# WORK ITEM
For the string "options", search the entries below and copy every line where it appears.

# SUPPLIED DATA
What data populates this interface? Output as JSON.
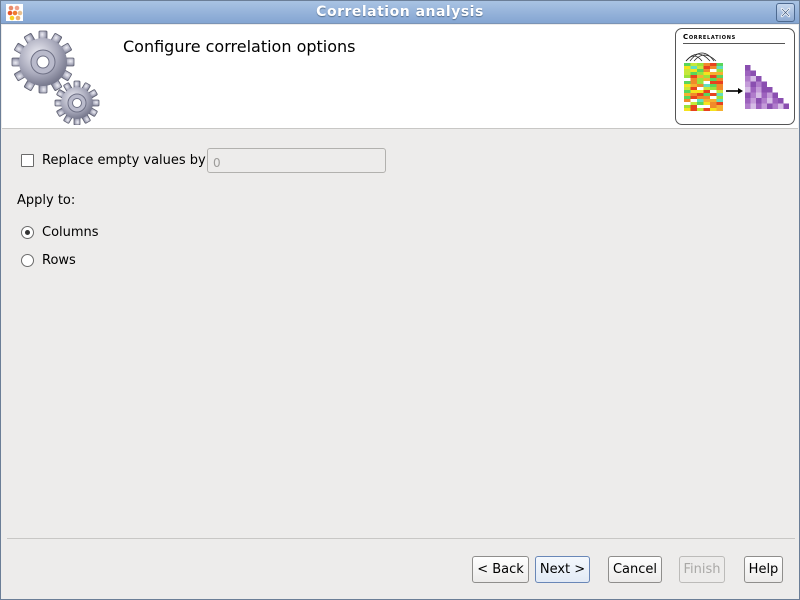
{
  "window": {
    "title": "Correlation analysis",
    "close_label": "×"
  },
  "header": {
    "title": "Configure correlation options",
    "thumbnail_title": "Correlations"
  },
  "options": {
    "replace_empty": {
      "label": "Replace empty values by",
      "checked": false,
      "value": "0"
    },
    "apply_to": {
      "label": "Apply to:",
      "options": [
        {
          "label": "Columns",
          "selected": true
        },
        {
          "label": "Rows",
          "selected": false
        }
      ]
    }
  },
  "buttons": {
    "back": "< Back",
    "next": "Next >",
    "cancel": "Cancel",
    "finish": "Finish",
    "help": "Help"
  },
  "colors": {
    "titlebar_top": "#a9c3e3",
    "titlebar_bottom": "#84a5d2",
    "background": "#edeceb",
    "default_button_border": "#6987b7"
  }
}
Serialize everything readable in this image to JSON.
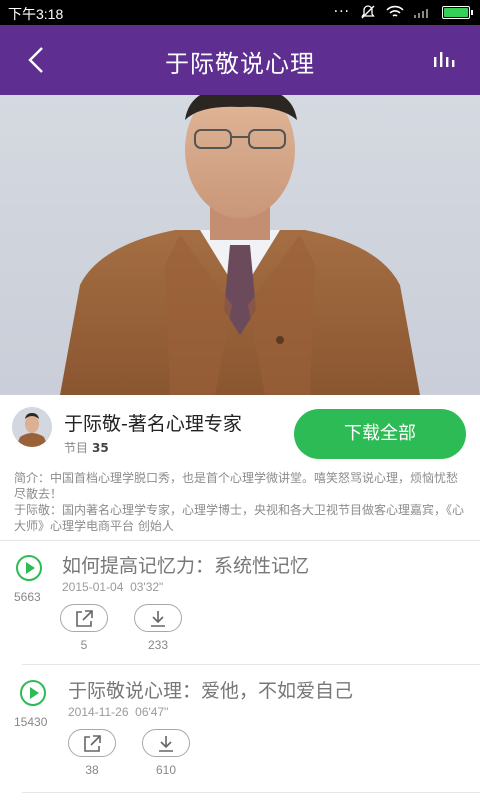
{
  "status": {
    "time": "下午3:18",
    "battery_level": 1.0
  },
  "header": {
    "title": "于际敬说心理",
    "back_icon": "back-arrow-icon",
    "stats_icon": "bar-chart-icon"
  },
  "program": {
    "name": "于际敬-著名心理专家",
    "count_label": "节目",
    "count": "35",
    "download_all": "下载全部",
    "intro": "简介：中国首档心理学脱口秀，也是首个心理学微讲堂。嘻笑怒骂说心理，烦恼忧愁尽散去！\n于际敬：国内著名心理学专家，心理学博士，央视和各大卫视节目做客心理嘉宾，《心大师》心理学电商平台 创始人"
  },
  "episodes": [
    {
      "title": "如何提高记忆力：系统性记忆",
      "date": "2015-01-04",
      "duration": "03'32\"",
      "plays": "5663",
      "shares": "5",
      "downloads": "233"
    },
    {
      "title": "于际敬说心理：爱他，不如爱自己",
      "date": "2014-11-26",
      "duration": "06'47\"",
      "plays": "15430",
      "shares": "38",
      "downloads": "610"
    }
  ],
  "colors": {
    "header": "#5e2f91",
    "accent": "#2dbb55",
    "status_bar": "#000000"
  }
}
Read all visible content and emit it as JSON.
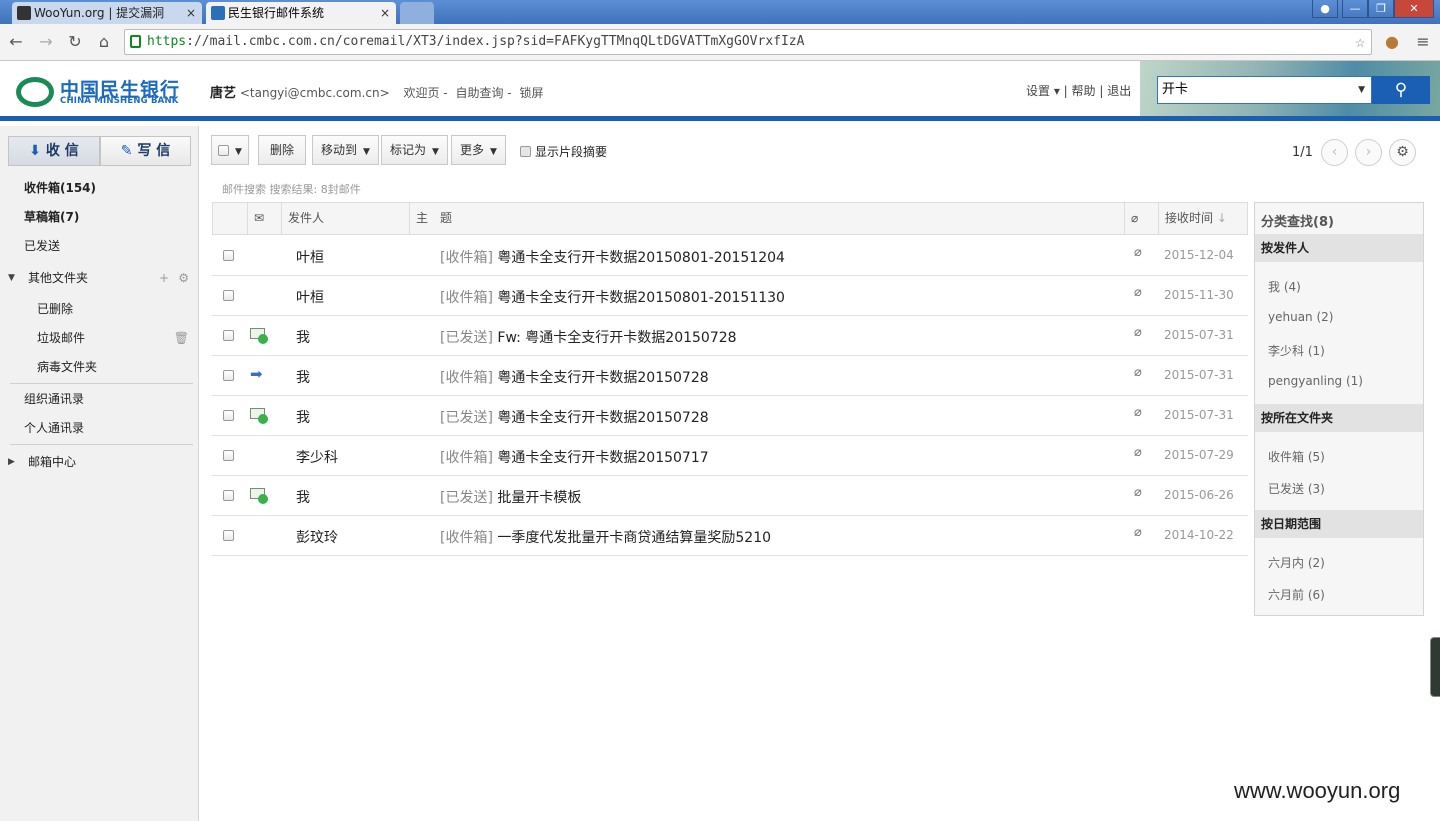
{
  "browser": {
    "tabs": [
      {
        "title": "WooYun.org | 提交漏洞",
        "close": "×"
      },
      {
        "title": "民生银行邮件系统",
        "close": "×"
      }
    ],
    "url_scheme": "https",
    "url_rest": "://mail.cmbc.com.cn/coremail/XT3/index.jsp?sid=FAFKygTTMnqQLtDGVATTmXgGOVrxfIzA"
  },
  "header": {
    "logo_cn": "中国民生银行",
    "logo_en": "CHINA MINSHENG BANK",
    "user_name": "唐艺",
    "user_email": "<tangyi@cmbc.com.cn>",
    "links": [
      "欢迎页",
      "自助查询",
      "锁屏"
    ],
    "settings": "设置",
    "help": "帮助",
    "logout": "退出",
    "search_value": "开卡"
  },
  "sidebar": {
    "receive": "收 信",
    "write": "写 信",
    "inbox": "收件箱(154)",
    "drafts": "草稿箱(7)",
    "sent": "已发送",
    "other_folders": "其他文件夹",
    "deleted": "已删除",
    "spam": "垃圾邮件",
    "virus": "病毒文件夹",
    "org_contacts": "组织通讯录",
    "personal_contacts": "个人通讯录",
    "mailbox_center": "邮箱中心"
  },
  "toolbar": {
    "delete": "删除",
    "move_to": "移动到",
    "mark_as": "标记为",
    "more": "更多",
    "show_summary": "显示片段摘要",
    "pager": "1/1"
  },
  "search_summary": "邮件搜索  搜索结果: 8封邮件",
  "table": {
    "col_sender": "发件人",
    "col_subject": "主　题",
    "col_time": "接收时间",
    "rows": [
      {
        "status": "none",
        "sender": "叶桓",
        "folder": "[收件箱]",
        "subject": "粤通卡全支行开卡数据20150801-20151204",
        "date": "2015-12-04"
      },
      {
        "status": "none",
        "sender": "叶桓",
        "folder": "[收件箱]",
        "subject": "粤通卡全支行开卡数据20150801-20151130",
        "date": "2015-11-30"
      },
      {
        "status": "sent",
        "sender": "我",
        "folder": "[已发送]",
        "subject": "Fw: 粤通卡全支行开卡数据20150728",
        "date": "2015-07-31"
      },
      {
        "status": "forward",
        "sender": "我",
        "folder": "[收件箱]",
        "subject": "粤通卡全支行开卡数据20150728",
        "date": "2015-07-31"
      },
      {
        "status": "sent",
        "sender": "我",
        "folder": "[已发送]",
        "subject": "粤通卡全支行开卡数据20150728",
        "date": "2015-07-31"
      },
      {
        "status": "none",
        "sender": "李少科",
        "folder": "[收件箱]",
        "subject": "粤通卡全支行开卡数据20150717",
        "date": "2015-07-29"
      },
      {
        "status": "sent",
        "sender": "我",
        "folder": "[已发送]",
        "subject": "批量开卡模板",
        "date": "2015-06-26"
      },
      {
        "status": "none",
        "sender": "彭玟玲",
        "folder": "[收件箱]",
        "subject": "一季度代发批量开卡商贷通结算量奖励5210",
        "date": "2014-10-22"
      }
    ]
  },
  "categories": {
    "title": "分类查找(8)",
    "by_sender": "按发件人",
    "senders": [
      "我 (4)",
      "yehuan (2)",
      "李少科 (1)",
      "pengyanling (1)"
    ],
    "by_folder": "按所在文件夹",
    "folders": [
      "收件箱 (5)",
      "已发送 (3)"
    ],
    "by_date": "按日期范围",
    "dates": [
      "六月内 (2)",
      "六月前 (6)"
    ]
  },
  "watermark": "www.wooyun.org"
}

# ANSWER FOR THE TASK
    "title": "Configure correlation options",
  "options": {
      "options": [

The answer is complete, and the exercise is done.